When it comes to public safety codes, it seems self-evident that this material, so critical to our daily lives, must be available to all. But, copyright on code extends beyond public safety codes. Companies have staked claims on administrative codes, which are the regulations enacted by executive-branch agencies, and compiled statutes from the legislative branches. In many cases, states mistakenly claim copyright over these materials, and then cut deals for the commercial rights with their corporate partners.
Codes and standards don't have to cost a fortune. Internet standards are all free. Many states do their own plumbing standards. Others even do their own building codes. And, whenever they make their own, the jurisdictions find their costs go down and (most importantly) their distribution goes up because a much larger population has access to these critical documents.
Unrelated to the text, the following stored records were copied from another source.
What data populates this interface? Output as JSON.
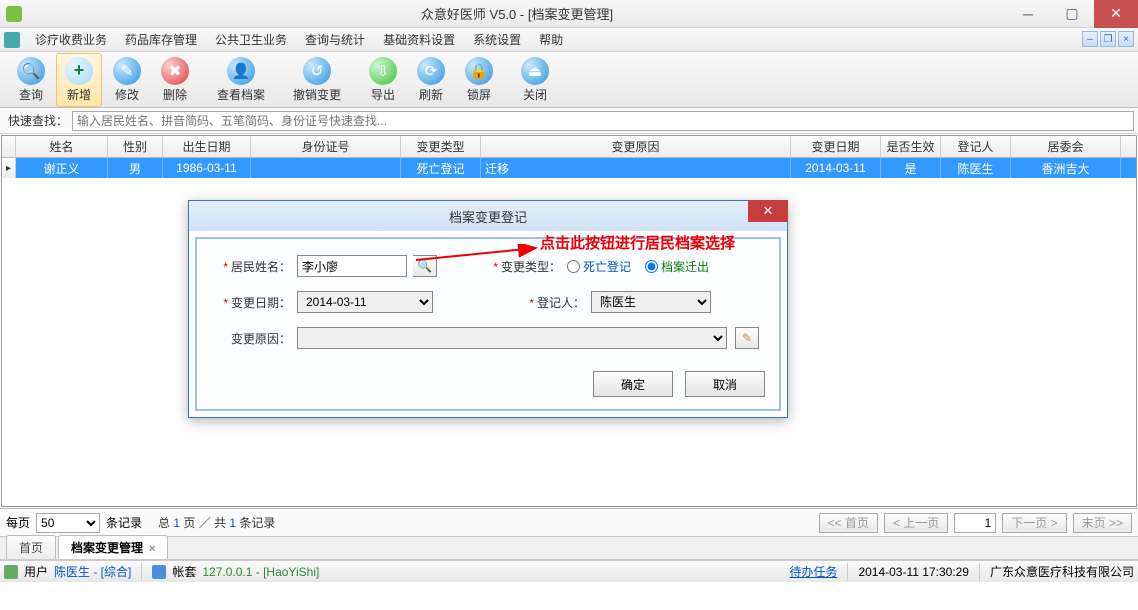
{
  "titlebar": {
    "title": "众意好医师 V5.0 - [档案变更管理]"
  },
  "menu": [
    "诊疗收费业务",
    "药品库存管理",
    "公共卫生业务",
    "查询与统计",
    "基础资料设置",
    "系统设置",
    "帮助"
  ],
  "toolbar": [
    {
      "label": "查询",
      "icon": "search"
    },
    {
      "label": "新增",
      "icon": "plus",
      "active": true
    },
    {
      "label": "修改",
      "icon": "edit"
    },
    {
      "label": "删除",
      "icon": "delete"
    },
    {
      "label": "查看档案",
      "icon": "profile",
      "sep": true
    },
    {
      "label": "撤销变更",
      "icon": "undo",
      "sep": true
    },
    {
      "label": "导出",
      "icon": "export"
    },
    {
      "label": "刷新",
      "icon": "refresh"
    },
    {
      "label": "锁屏",
      "icon": "lock"
    },
    {
      "label": "关闭",
      "icon": "close",
      "sep": true
    }
  ],
  "quicksearch": {
    "label": "快速查找：",
    "placeholder": "输入居民姓名、拼音简码、五笔简码、身份证号快速查找..."
  },
  "grid": {
    "headers": [
      "姓名",
      "性别",
      "出生日期",
      "身份证号",
      "变更类型",
      "变更原因",
      "变更日期",
      "是否生效",
      "登记人",
      "居委会"
    ],
    "row": {
      "name": "谢正义",
      "sex": "男",
      "birth": "1986-03-11",
      "id": "",
      "chtype": "死亡登记",
      "reason": "迁移",
      "chdate": "2014-03-11",
      "effect": "是",
      "reg": "陈医生",
      "comm": "香洲吉大"
    }
  },
  "pager": {
    "per_label": "每页",
    "per_value": "50",
    "per_unit": "条记录",
    "stats_prefix": "总 ",
    "pages": "1",
    "stats_mid": " 页 ／ 共 ",
    "records": "1",
    "stats_suffix": " 条记录",
    "first": "<< 首页",
    "prev": "< 上一页",
    "page": "1",
    "next": "下一页 >",
    "last": "末页 >>"
  },
  "tabs": [
    {
      "label": "首页"
    },
    {
      "label": "档案变更管理",
      "active": true
    }
  ],
  "status": {
    "user_lbl": "用户",
    "user": "陈医生 - [综合]",
    "acct_lbl": "帐套",
    "acct": "127.0.0.1 - [HaoYiShi]",
    "tasks": "待办任务",
    "datetime": "2014-03-11 17:30:29",
    "company": "广东众意医疗科技有限公司"
  },
  "dialog": {
    "title": "档案变更登记",
    "name_lbl": "居民姓名：",
    "name_val": "李小廖",
    "type_lbl": "变更类型：",
    "type_opt1": "死亡登记",
    "type_opt2": "档案迁出",
    "date_lbl": "变更日期：",
    "date_val": "2014-03-11",
    "reg_lbl": "登记人：",
    "reg_val": "陈医生",
    "reason_lbl": "变更原因：",
    "ok": "确定",
    "cancel": "取消"
  },
  "annotation": "点击此按钮进行居民档案选择"
}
By the 1980s, there were two models of doing computer networking. The official, big-government, closed-standard approach was called Open Systems Interconnection (OSI) and it cost many thousands of dollars to buy their docs. The open approach was a ragtag group called the IETF, and it was those standards that became the Internet, but it was a pitched battle  between the two camps!
Open standards mean the barriers to entry come down. This is as much about innovation as it is about democracy. It shouldn't cost thousands of dollars to gather the technical documentation that describes how a piece of public infrastructure operates. Any kid in a dorm room should be able to gather this information and use it to help create a better world.
Computer operating systems, network protocols, and other fundamental building blocks of our modern society were all collective enterprises based on distributed efforts. Locking up knowledge about how these systems work would have destroyed them  and our world would be a much poorer place today.  http://www.youtube.com/watch?v=14hJtzPcdaw
Public safety codes are critical to public safety, there are criminal penalties for violating them, and these are laws of general applicability.
Enjoy!  http://bulk.resource.org/codes.gov/